- injuries caused by falls, either falling out of bed or falling while being transferred e.g. from bed to wheelchair.
- dehydration or malnutrition due either to failure to provide regular food or water or failure to ensure that the person is eating and drinking regularly
- symptoms resulting from errors in medication or failure to ensure that the correct dosage is taken at the correct time.
Clearly none of these problems should arise in a well-run home where the staff are well-trained, well-motivated, competent and conscientious. If you are considering the options available for a relative or friend, plenty useful guidance is available online, for example
The research does of course also involve visiting the home, spending some time there, talking to staff and managers and getting a feel for what the atmosphere and ethos is, and whether both residents and staff appear to be happy. No home can guarantee that all staff behave impeccably all the time, but provided there is a culture of treating all residents with care and respect, any member of staff who is not providing proper care will be quickly identified.
If you have relative living in a care home and are concerned about the care they are receiving, of course you should in the first instance raise it with staff and managers at the care home itself. If you are still concerned after speaking to them, you can raise your concerns with the Care Qualify Commission, or the Local Government Ombudsman.

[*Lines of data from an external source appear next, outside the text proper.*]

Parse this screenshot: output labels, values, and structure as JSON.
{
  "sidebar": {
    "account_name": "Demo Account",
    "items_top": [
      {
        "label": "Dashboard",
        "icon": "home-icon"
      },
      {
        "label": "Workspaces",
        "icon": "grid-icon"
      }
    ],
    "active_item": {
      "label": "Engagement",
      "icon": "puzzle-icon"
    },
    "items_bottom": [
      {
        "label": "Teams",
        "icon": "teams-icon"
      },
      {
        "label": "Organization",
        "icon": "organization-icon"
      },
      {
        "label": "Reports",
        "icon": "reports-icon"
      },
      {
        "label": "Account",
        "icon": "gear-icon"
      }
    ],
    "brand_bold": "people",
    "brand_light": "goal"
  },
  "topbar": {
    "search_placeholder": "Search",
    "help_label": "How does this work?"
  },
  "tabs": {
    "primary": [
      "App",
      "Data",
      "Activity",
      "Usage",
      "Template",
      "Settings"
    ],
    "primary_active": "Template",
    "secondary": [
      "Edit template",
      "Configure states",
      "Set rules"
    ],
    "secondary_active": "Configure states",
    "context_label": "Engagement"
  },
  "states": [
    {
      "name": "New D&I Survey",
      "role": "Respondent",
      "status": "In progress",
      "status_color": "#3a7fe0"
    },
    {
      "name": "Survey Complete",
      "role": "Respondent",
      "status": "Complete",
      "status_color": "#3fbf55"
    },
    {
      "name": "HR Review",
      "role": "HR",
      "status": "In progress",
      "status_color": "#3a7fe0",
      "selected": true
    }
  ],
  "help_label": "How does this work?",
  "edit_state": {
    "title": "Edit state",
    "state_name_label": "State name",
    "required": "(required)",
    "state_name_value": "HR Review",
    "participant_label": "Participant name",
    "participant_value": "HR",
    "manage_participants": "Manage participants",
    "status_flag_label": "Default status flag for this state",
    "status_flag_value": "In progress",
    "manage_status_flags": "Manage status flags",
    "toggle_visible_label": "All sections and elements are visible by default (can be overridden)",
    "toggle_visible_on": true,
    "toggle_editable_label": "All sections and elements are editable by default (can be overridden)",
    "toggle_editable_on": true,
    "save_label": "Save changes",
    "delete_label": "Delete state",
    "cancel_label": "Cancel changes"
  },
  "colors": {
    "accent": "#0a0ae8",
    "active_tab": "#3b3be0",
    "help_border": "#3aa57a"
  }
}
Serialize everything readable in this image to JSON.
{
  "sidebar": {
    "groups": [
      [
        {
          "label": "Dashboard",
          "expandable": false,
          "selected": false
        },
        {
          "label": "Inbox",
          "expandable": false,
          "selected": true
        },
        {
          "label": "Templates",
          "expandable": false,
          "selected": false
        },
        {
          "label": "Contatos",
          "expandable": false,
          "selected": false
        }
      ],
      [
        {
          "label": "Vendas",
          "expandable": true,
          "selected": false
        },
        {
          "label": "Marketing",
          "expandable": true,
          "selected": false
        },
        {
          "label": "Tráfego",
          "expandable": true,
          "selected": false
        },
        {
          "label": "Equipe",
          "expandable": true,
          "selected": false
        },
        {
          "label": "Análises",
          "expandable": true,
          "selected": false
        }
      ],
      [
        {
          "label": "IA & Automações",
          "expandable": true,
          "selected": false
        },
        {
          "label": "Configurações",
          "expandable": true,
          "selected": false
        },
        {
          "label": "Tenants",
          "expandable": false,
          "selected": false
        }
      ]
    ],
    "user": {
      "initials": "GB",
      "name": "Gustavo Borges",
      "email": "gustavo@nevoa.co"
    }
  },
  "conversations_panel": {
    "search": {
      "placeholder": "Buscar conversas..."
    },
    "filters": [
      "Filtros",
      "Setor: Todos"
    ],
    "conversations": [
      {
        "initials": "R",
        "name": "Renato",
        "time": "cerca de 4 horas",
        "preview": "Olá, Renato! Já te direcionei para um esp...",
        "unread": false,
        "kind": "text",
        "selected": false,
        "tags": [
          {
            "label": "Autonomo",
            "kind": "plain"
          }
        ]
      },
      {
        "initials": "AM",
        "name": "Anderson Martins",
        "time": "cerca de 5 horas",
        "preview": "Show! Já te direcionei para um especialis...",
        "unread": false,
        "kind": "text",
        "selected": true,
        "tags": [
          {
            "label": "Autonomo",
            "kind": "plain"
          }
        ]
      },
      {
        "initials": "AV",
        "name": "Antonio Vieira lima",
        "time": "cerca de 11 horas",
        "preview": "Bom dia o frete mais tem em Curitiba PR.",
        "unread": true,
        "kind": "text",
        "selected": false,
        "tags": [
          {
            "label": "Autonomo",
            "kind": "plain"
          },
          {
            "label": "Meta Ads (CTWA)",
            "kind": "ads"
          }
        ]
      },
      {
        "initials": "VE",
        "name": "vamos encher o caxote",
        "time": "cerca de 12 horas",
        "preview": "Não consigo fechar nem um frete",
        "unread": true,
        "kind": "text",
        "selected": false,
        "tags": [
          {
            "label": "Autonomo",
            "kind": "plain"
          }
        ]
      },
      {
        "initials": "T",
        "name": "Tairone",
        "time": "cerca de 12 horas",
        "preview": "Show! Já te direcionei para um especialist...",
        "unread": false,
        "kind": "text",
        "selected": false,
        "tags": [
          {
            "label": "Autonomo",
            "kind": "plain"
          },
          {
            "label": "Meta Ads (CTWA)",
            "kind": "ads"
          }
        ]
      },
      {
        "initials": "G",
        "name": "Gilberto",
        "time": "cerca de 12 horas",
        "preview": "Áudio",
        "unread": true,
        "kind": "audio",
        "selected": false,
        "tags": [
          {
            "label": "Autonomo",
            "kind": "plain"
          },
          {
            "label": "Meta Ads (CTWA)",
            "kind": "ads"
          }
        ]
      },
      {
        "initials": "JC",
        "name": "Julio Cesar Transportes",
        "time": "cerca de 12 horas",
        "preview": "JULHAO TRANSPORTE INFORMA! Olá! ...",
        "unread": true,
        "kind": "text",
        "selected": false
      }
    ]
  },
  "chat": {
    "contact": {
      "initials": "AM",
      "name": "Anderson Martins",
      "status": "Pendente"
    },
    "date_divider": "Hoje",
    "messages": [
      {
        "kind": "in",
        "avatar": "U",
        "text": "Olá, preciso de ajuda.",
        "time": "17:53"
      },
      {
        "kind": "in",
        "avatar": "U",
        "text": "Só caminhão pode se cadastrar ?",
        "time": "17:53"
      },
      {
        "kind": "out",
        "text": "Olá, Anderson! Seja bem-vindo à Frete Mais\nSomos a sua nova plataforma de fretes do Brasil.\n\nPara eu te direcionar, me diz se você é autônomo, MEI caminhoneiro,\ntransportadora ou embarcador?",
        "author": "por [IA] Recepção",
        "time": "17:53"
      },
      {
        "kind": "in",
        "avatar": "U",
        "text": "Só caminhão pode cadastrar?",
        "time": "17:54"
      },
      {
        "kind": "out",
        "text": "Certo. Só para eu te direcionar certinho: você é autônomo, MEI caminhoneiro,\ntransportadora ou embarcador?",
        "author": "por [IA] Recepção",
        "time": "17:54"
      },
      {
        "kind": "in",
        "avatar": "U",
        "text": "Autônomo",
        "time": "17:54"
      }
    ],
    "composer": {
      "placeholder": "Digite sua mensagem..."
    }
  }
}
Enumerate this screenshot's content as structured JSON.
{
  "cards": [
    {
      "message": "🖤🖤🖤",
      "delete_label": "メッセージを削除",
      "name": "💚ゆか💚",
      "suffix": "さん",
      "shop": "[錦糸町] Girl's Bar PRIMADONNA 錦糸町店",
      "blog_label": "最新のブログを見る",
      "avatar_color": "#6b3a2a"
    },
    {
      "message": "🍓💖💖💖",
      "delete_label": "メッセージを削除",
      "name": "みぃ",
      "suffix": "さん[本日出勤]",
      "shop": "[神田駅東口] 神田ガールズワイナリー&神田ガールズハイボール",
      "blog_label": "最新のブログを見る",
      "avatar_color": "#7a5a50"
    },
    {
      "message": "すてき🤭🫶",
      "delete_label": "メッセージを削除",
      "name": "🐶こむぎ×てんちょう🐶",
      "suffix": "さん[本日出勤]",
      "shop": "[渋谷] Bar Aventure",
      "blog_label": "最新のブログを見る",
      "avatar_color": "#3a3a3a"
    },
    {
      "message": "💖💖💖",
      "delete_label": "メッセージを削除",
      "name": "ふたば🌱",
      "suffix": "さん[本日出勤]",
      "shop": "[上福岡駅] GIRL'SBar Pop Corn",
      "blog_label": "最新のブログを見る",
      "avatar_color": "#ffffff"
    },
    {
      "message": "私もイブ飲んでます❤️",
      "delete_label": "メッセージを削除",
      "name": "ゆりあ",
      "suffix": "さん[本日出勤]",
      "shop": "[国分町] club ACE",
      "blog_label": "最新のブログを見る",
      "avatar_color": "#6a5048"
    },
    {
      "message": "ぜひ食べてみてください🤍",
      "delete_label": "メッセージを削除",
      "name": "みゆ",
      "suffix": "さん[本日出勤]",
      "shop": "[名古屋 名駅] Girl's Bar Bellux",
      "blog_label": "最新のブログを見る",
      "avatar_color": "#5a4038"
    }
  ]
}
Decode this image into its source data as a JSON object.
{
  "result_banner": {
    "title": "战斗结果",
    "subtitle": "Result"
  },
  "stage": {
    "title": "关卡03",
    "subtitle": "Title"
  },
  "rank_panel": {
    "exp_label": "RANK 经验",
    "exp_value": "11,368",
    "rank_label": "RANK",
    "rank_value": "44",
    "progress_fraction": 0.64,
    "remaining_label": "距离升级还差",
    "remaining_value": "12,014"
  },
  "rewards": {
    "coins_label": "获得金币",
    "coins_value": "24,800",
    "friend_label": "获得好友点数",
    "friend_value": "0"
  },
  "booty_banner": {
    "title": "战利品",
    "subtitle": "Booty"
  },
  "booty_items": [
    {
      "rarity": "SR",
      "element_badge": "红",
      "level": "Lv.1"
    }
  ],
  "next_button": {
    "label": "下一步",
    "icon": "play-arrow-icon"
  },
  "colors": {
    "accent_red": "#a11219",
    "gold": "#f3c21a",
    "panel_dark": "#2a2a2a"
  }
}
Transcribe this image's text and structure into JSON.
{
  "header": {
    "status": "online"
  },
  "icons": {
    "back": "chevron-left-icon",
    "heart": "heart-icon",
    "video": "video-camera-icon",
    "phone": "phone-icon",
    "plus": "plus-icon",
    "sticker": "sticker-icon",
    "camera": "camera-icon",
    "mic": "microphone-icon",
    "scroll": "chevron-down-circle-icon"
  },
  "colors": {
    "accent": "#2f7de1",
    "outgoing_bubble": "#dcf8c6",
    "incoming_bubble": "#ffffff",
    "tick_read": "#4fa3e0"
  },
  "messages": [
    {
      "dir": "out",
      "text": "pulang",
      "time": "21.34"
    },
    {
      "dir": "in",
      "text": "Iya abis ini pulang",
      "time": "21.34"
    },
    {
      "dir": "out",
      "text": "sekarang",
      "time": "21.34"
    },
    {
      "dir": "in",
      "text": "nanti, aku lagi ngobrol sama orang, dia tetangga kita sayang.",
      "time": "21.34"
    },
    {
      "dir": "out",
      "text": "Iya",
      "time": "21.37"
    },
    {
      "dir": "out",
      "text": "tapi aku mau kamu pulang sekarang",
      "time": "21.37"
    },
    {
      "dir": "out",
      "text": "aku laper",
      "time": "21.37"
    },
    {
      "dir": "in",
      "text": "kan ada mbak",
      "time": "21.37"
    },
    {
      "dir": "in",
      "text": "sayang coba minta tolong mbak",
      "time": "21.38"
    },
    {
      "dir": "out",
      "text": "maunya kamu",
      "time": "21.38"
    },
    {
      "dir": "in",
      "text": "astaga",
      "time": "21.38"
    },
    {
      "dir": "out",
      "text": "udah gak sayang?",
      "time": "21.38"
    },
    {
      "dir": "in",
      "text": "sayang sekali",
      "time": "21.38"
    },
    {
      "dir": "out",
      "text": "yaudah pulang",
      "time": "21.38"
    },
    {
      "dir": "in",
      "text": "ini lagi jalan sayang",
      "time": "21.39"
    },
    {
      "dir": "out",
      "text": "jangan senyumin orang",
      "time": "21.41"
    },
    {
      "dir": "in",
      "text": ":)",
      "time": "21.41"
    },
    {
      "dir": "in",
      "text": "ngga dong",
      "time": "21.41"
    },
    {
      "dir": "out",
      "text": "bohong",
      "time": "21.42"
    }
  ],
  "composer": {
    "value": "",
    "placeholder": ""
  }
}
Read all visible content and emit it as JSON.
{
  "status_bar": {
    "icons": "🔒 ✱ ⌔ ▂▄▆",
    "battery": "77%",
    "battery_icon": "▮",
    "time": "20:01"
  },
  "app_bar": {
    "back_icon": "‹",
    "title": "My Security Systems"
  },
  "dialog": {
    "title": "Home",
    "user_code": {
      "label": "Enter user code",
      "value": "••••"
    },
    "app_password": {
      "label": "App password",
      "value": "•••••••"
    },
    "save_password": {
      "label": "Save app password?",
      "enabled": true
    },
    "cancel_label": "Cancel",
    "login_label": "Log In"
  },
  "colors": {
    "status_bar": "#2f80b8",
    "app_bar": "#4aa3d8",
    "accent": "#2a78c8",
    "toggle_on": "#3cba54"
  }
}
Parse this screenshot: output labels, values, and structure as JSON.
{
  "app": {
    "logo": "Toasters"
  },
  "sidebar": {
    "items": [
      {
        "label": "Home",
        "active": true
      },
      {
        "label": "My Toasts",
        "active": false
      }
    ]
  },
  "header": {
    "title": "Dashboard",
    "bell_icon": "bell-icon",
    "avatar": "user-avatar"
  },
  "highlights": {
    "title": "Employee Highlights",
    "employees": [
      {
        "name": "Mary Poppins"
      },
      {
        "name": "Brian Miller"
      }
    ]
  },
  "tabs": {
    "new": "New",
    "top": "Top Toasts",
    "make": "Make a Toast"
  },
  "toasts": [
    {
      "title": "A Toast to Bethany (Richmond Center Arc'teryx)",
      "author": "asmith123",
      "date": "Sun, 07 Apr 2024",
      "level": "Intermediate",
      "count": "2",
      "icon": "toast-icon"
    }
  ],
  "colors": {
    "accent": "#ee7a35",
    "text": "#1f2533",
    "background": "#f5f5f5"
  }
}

About Susan Brown
Susan is a director and head of professional negligence at Prolegal Solicitors. She is a regular writer and commentator in the national and legal press on a range of legal issues.Last modified: June 10, 2021